From 'The second Taranaki war', URL: https://nzhistory.govt.nz/war/taranaki-wars/second-taranaki-war, (Ministry for Culture and Heritage), updated 9-Apr-2019
On 12 March 1863, 300 men of the 57th Regiment evicted Māori from land they had occupied at Tātaraimaka, 20 km south-west of New Plymouth. The tribes occupying the land – Te Ātiawa, Taranaki, Ngāti Ruanui, Ngāti Rauru and Whanganui – viewed this as an act of war.
With plans for an invasion of Waikato well under way, Governor George Grey was keen to resolve the conflict in Taranaki.
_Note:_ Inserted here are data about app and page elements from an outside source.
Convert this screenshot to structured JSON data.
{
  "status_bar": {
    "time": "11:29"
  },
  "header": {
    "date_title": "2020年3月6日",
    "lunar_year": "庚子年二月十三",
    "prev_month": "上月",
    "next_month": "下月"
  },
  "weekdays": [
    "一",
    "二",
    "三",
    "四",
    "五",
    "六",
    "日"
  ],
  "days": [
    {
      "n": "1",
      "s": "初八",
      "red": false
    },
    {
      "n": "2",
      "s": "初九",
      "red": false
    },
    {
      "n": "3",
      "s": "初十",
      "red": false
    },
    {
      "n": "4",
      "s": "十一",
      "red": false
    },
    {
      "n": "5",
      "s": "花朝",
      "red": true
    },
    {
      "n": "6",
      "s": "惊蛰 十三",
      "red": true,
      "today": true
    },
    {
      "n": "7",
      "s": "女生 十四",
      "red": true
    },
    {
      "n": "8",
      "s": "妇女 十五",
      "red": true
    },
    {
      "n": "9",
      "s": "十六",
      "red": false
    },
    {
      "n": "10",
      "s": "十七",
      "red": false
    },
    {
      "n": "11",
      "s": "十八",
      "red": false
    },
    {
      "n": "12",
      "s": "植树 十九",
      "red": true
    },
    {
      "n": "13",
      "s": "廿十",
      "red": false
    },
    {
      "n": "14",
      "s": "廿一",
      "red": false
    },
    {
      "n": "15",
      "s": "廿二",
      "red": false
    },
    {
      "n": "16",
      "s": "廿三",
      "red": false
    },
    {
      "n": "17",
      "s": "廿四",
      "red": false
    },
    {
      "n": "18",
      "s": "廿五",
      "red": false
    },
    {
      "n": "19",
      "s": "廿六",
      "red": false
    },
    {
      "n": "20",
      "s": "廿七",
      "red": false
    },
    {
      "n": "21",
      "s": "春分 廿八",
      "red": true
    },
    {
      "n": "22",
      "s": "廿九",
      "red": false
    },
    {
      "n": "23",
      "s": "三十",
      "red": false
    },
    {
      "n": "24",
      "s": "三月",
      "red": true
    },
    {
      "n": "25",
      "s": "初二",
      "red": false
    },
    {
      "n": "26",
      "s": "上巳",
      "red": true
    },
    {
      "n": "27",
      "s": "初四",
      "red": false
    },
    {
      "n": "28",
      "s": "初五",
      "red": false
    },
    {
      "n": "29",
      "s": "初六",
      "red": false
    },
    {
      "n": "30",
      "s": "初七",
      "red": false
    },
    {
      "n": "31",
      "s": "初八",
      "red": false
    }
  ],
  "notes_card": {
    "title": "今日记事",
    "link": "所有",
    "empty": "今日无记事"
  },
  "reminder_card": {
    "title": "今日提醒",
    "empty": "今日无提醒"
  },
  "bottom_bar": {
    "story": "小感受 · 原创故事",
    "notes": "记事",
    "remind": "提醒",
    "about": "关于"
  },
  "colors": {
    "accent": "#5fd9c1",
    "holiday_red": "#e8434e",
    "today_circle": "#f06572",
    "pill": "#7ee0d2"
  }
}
In April 1863 he was preparing to return the disputed land at Waitara, although this was not communicated to Māori. On 4 May nine of the ten soldiers in a small British party were killed in an ambush near Ōakura. Grey blamed the Kīngitanga, which he claimed was also planning a ‘bloodthirsty’ assault on Auckland. A request for three additional regiments was sent to the Colonial Office in London. Troops who had been moved to Auckland to help build a road to the Waikato River were recalled to New Plymouth. Settler volunteers and militia were called up, including a new unit, the Taranaki Bush Rangers.
Grey now adopted a ‘carrot and stick’ strategy. Shortly after the ambush at Ōakura, he renounced the government’s claim to Waitara while planning to evict the 50 Maori who were still camped at Tātaraimaka. On 4 June, 870 men led by the British commander, Lieutenant-General Duncan Cameron, overwhelmed the small Māori force occupying a pā above the Katikara River, killing half of them. Grey watched with interest from HMS Eclipse. Satisfied that the immediate danger in Taranaki had passed, Grey turned his attention to Waikato. Many of the troops in Taranaki were sent back to Auckland and the British abandoned their position at Fort St George in the Tātaraimaka block.